One of the most important aspects of claims management is timely reporting. Promptly reporting workers' compensation claims to your insurer can help ensure that claims are processed quickly and efficiently.
This can help prevent paperwork errors, missed deadlines, and increased claim costs, all of which can negatively impact your EMF.
Delayed reporting can also lead to complications in the claims process. For example, if an injured employee does not report their injury until weeks after it occurs, it may be more difficult to determine the cause of the injury or to coordinate with medical providers.
This can lead to longer claim processing times and higher costs.
Managing Claims to Minimize Financial Impact
Once a claim has been reported, managing the process effectively is essential to minimize the potential financial impact on your business.
This includes coordinating with medical providers, staying in contact with the injured employee, and ensuring appropriate medical treatment.
Effective claims management can also involve identifying and addressing any underlying issues contributing to the injury.
For example, if an employee was injured due to a workplace hazard, addressing that hazard can help prevent injuries and reduce the likelihood of future claims.
Return-to-Work Programs and Their Benefits
One effective way to manage claims and keep costs under control is to implement a return-to-work program.
These programs allow injured employees to resume work as soon as possible, often with modified work assignments, flexible schedules, and accommodations that allow injured employees to perform their job duties while they recover.
Return-to-work programs can have a number of benefits for both employers and employees. For employers, these programs can help reduce the financial impact of claims by allowing injured employees to return to work sooner and minimizing the need for temporary staffing.
For employees, these programs can help reduce the financial impact of their injury by allowing them to continue earning a paycheck while they recover.
Overall, effective claims management is an important part of managing workers' compensation costs and reducing the impact of claims on your business.
By promptly reporting claims, managing the claims process effectively, and implementing return-to-work programs, you can help keep your EMF under control and ensure your business is well-protected.
Your business's experience modification factor is crucial in determining your workers' compensation insurance premiums.
Understanding how the mod works and taking steps to improve it can significantly impact your bottom line.
Business owners, you need to understand your Experience Mod, and we here at Rogue Risk want to explain it to you.
We can do this through a simple complimentary Experience Mod audit.
Workers' compensation doesn’t have to be confusing, complicated, or costly. There is another way. At Rogue Risk, we help businesses overcome these obstacles.

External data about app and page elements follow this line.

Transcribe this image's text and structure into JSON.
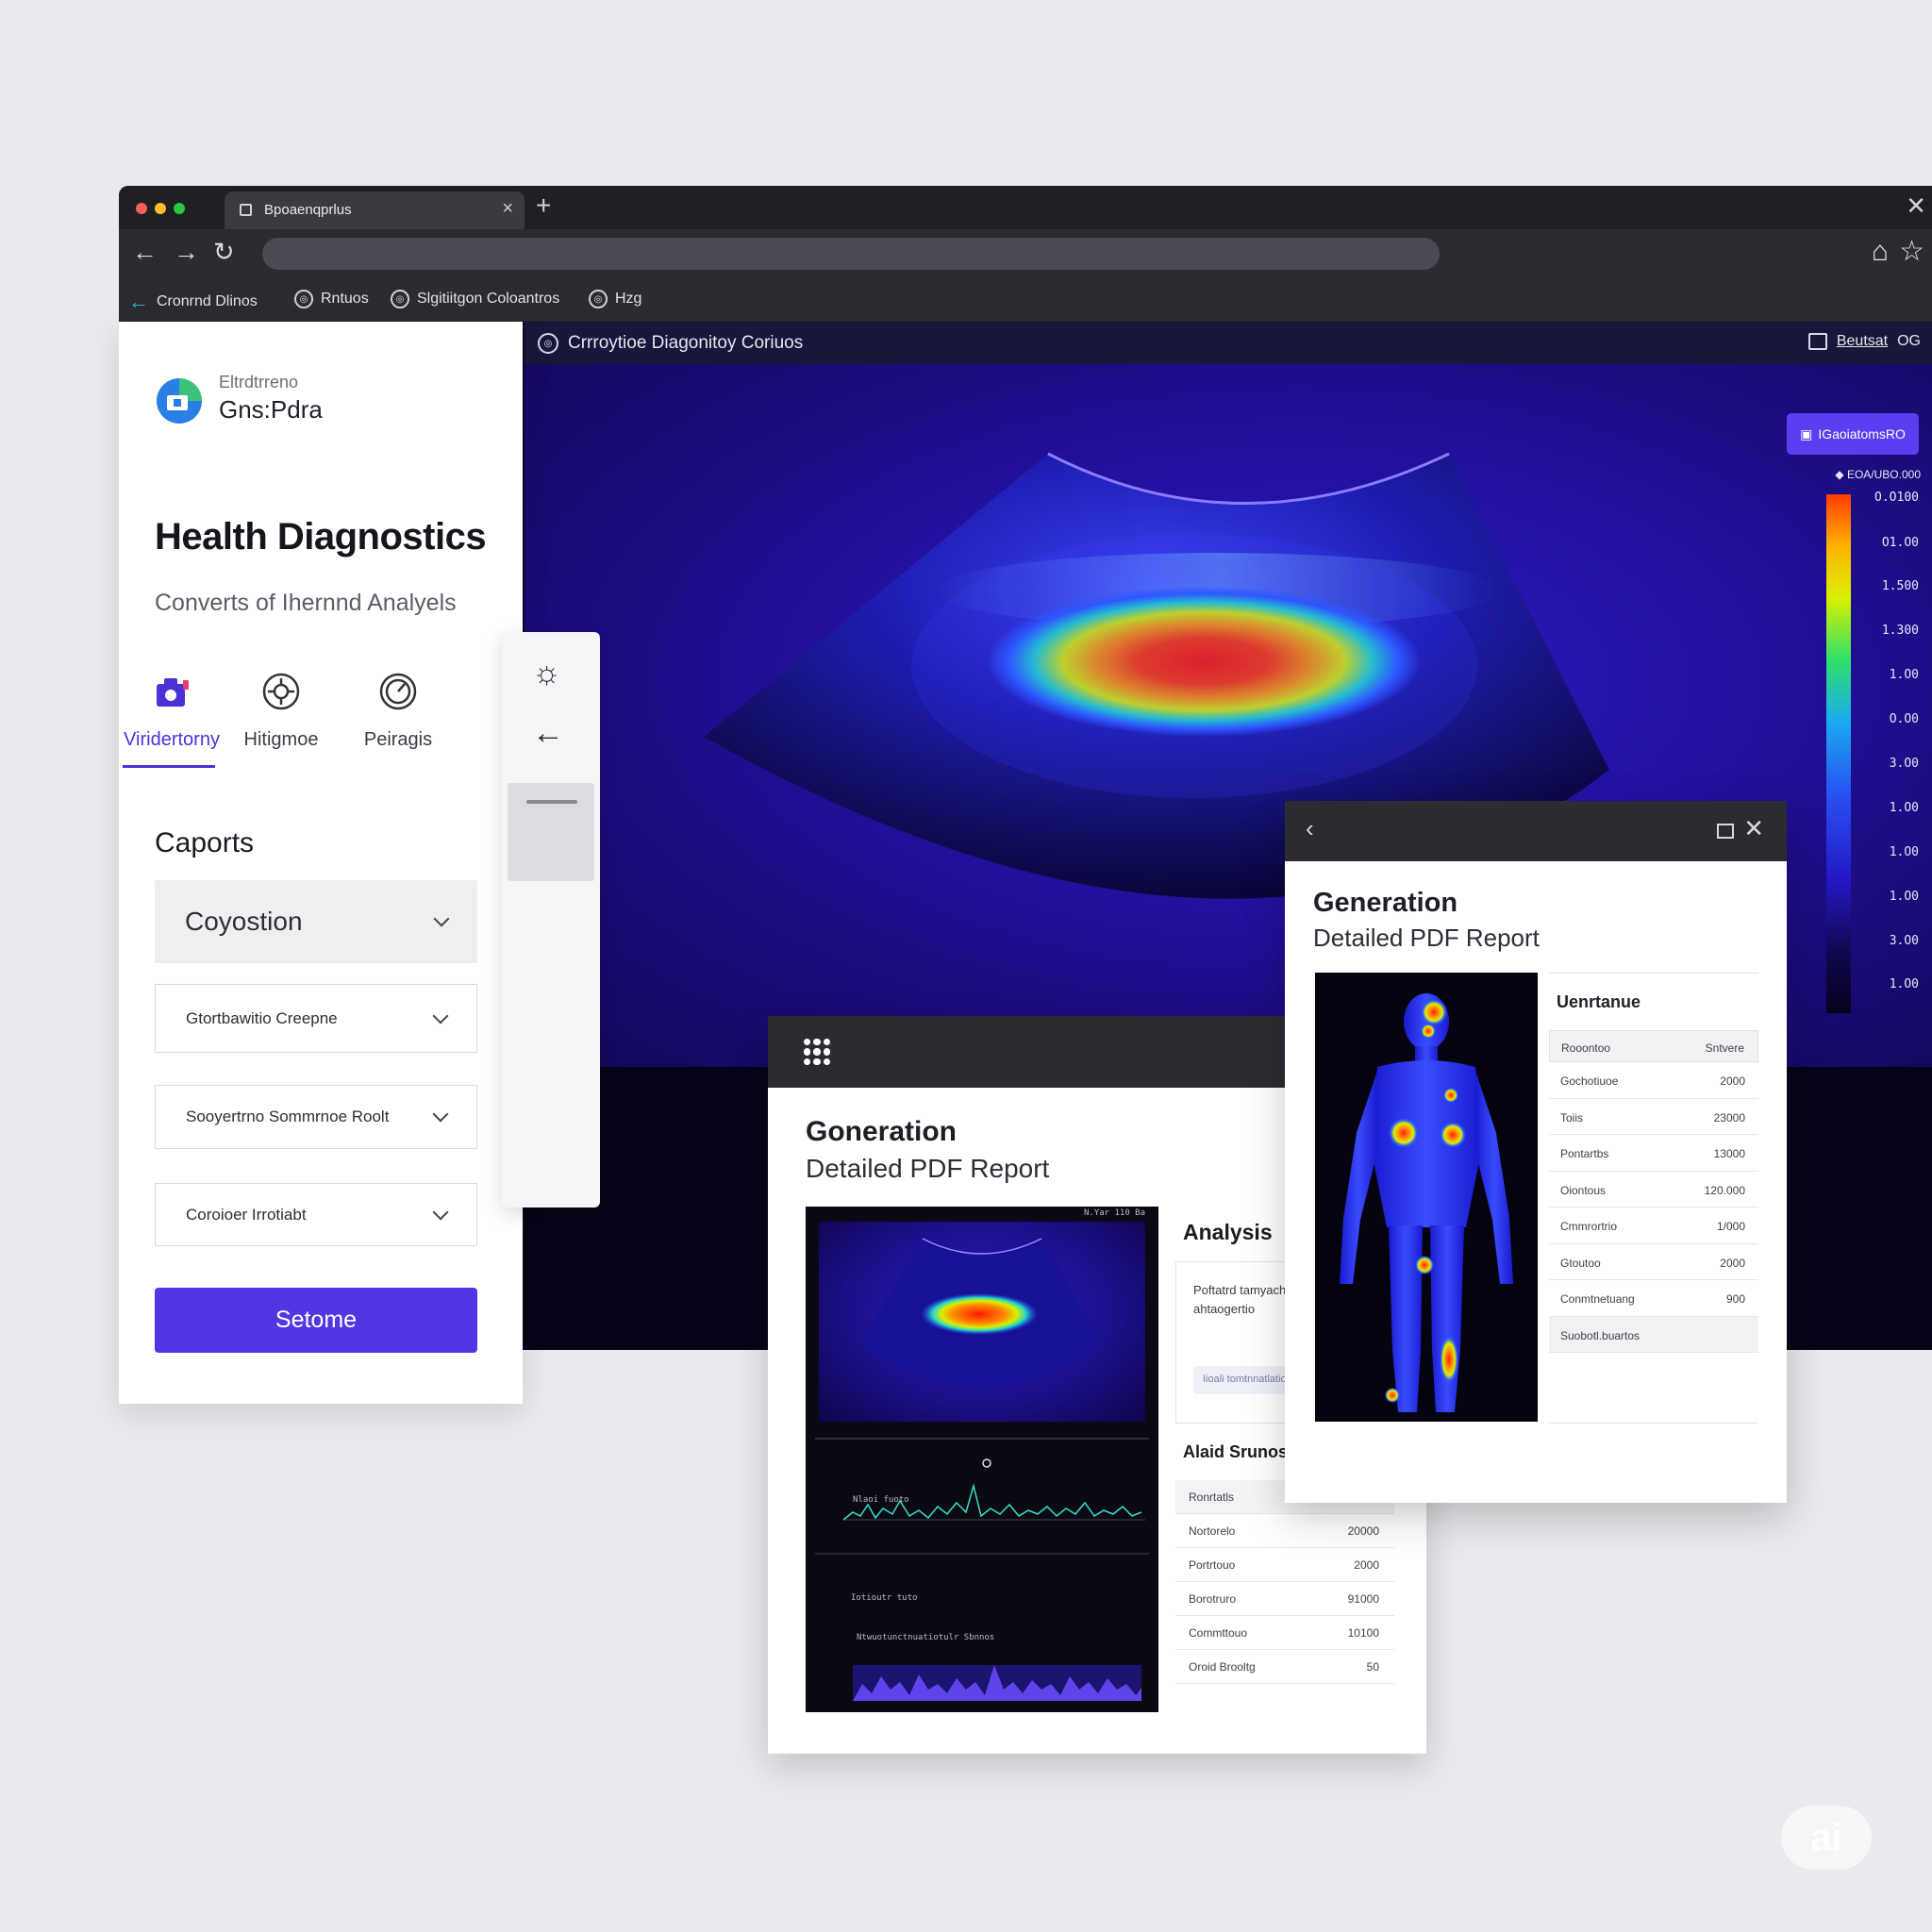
{
  "browser": {
    "tab_title": "Bpoaenqprlus",
    "bookmarks": [
      {
        "label": "Cronrnd Dlinos",
        "icon": "back-arrow-icon"
      },
      {
        "label": "Rntuos",
        "icon": "circle-icon"
      },
      {
        "label": "Slgitiitgon Coloantros",
        "icon": "circle-icon"
      },
      {
        "label": "Hzg",
        "icon": "circle-icon"
      }
    ]
  },
  "viewer": {
    "title": "Crrroytioe Diagonitoy Coriuos",
    "right_label": "Beutsat",
    "right_code": "OG",
    "legend_button": "IGaoiatomsRO",
    "legend_top_label": "EOA/UBO.000",
    "colorbar_ticks": [
      "O.O100",
      "O1.O0",
      "1.500",
      "1.300",
      "1.O0",
      "O.O0",
      "3.O0",
      "1.O0",
      "1.O0",
      "1.O0",
      "3.O0",
      "1.O0"
    ],
    "colors": {
      "accent": "#5235e3",
      "scan_bg": "#2210a0"
    }
  },
  "sidebar": {
    "brand_small": "Eltrdtrreno",
    "brand_big": "Gns:Pdra",
    "title": "Health Diagnostics",
    "subtitle": "Converts of Ihernnd Analyels",
    "tabs": [
      {
        "label": "Viridertorny",
        "icon": "camera-icon",
        "active": true
      },
      {
        "label": "Hitigmoe",
        "icon": "target-icon",
        "active": false
      },
      {
        "label": "Peiragis",
        "icon": "gauge-icon",
        "active": false
      }
    ],
    "export_label": "Caports",
    "selects": [
      {
        "value": "Coyostion"
      },
      {
        "value": "Gtortbawitio Creepne"
      },
      {
        "value": "Sooyertrno Sommrnoe Roolt"
      },
      {
        "value": "Coroioer Irrotiabt"
      }
    ],
    "primary_button": "Setome"
  },
  "report": {
    "title": "Goneration",
    "subtitle": "Detailed PDF Report",
    "analysis_title": "Analysis",
    "analysis_text": "Poftatrd tamyach corrie ofttrepnve ahtaogertio",
    "analysis_chip": "Iioali tomtnnatlatio",
    "status_title": "Alaid Srunos",
    "status_rows": [
      {
        "k": "Ronrtatls",
        "v": ""
      },
      {
        "k": "Nortorelo",
        "v": "20000"
      },
      {
        "k": "Portrtouo",
        "v": "2000"
      },
      {
        "k": "Borotruro",
        "v": "91000"
      },
      {
        "k": "Commttouo",
        "v": "10100"
      },
      {
        "k": "Oroid Brooltg",
        "v": "50"
      }
    ],
    "img_labels": {
      "top_right": "N.Yar 110 Ba",
      "series_1": "Nlaoi fuoto",
      "caption_mid": "Iotioutr tuto",
      "series_2": "Ntwuotunctnuatiotulr Sbnnos"
    }
  },
  "popup": {
    "title": "Generation",
    "subtitle": "Detailed PDF Report",
    "table_title": "Uenrtanue",
    "table_head": {
      "k": "Rooontoo",
      "v": "Sntvere"
    },
    "rows": [
      {
        "k": "Gochotiuoe",
        "v": "2000"
      },
      {
        "k": "Toiis",
        "v": "23000"
      },
      {
        "k": "Pontartbs",
        "v": "13000"
      },
      {
        "k": "Oiontous",
        "v": "120.000"
      },
      {
        "k": "Cmmrortrio",
        "v": "1/000"
      },
      {
        "k": "Gtoutoo",
        "v": "2000"
      },
      {
        "k": "Conmtnetuang",
        "v": "900"
      }
    ],
    "table_foot": "Suobotl.buartos"
  },
  "watermark": "ai"
}
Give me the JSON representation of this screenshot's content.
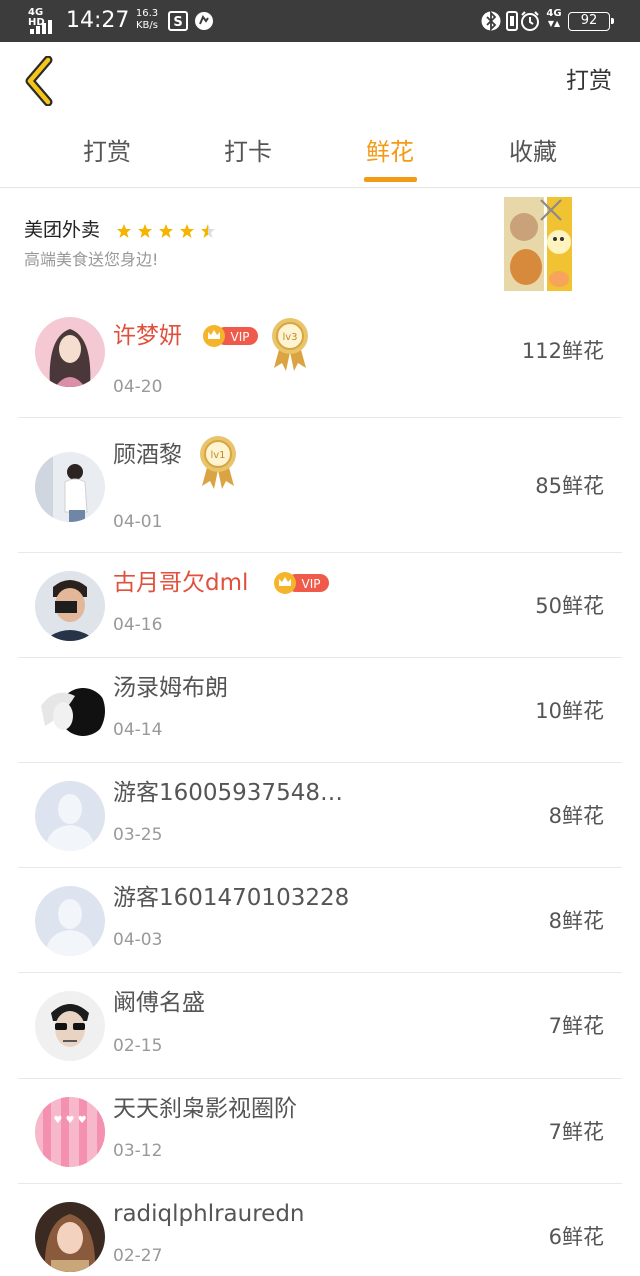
{
  "status_bar": {
    "network_label": "4G HD",
    "time": "14:27",
    "speed_value": "16.3",
    "speed_unit": "KB/s",
    "network_label_right": "4G",
    "battery": "92",
    "icons": [
      "signal-icon",
      "s-app-icon",
      "browser-icon",
      "bluetooth-icon",
      "vibrate-icon",
      "alarm-icon",
      "battery-icon"
    ]
  },
  "header": {
    "back_icon": "chevron-left-icon",
    "action_label": "打赏",
    "accent_color": "#f39a16"
  },
  "tabs": [
    {
      "label": "打赏",
      "active": false
    },
    {
      "label": "打卡",
      "active": false
    },
    {
      "label": "鲜花",
      "active": true
    },
    {
      "label": "收藏",
      "active": false
    }
  ],
  "ad": {
    "title": "美团外卖",
    "rating_stars": 4.5,
    "subtitle": "高端美食送您身边!",
    "close_icon": "close-icon"
  },
  "entries": [
    {
      "name": "许梦妍",
      "date": "04-20",
      "count": "112鲜花",
      "vip": true,
      "vip_label": "VIP",
      "medal": "lv3"
    },
    {
      "name": "顾酒黎",
      "date": "04-01",
      "count": "85鲜花",
      "vip": false,
      "medal": "lv1"
    },
    {
      "name": "古月哥欠dml",
      "date": "04-16",
      "count": "50鲜花",
      "vip": true,
      "vip_label": "VIP"
    },
    {
      "name": "汤录姆布朗",
      "date": "04-14",
      "count": "10鲜花",
      "vip": false
    },
    {
      "name": "游客16005937548…",
      "date": "03-25",
      "count": "8鲜花",
      "vip": false,
      "default_avatar": true
    },
    {
      "name": "游客1601470103228",
      "date": "04-03",
      "count": "8鲜花",
      "vip": false,
      "default_avatar": true
    },
    {
      "name": "阚傅名盛",
      "date": "02-15",
      "count": "7鲜花",
      "vip": false
    },
    {
      "name": "天天刹枭影视圈阶",
      "date": "03-12",
      "count": "7鲜花",
      "vip": false
    },
    {
      "name": "radiqlphlrauredn",
      "date": "02-27",
      "count": "6鲜花",
      "vip": false
    }
  ]
}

If your current insurance professional has never addressed issues such as total cost of risk or return-to-work programs with you before, I will encourage you to contact us today.
- You can call or text us at 518.960.6600
- Click here to contact us via email.
I look forward to introducing you to a new viewing of your insurance program.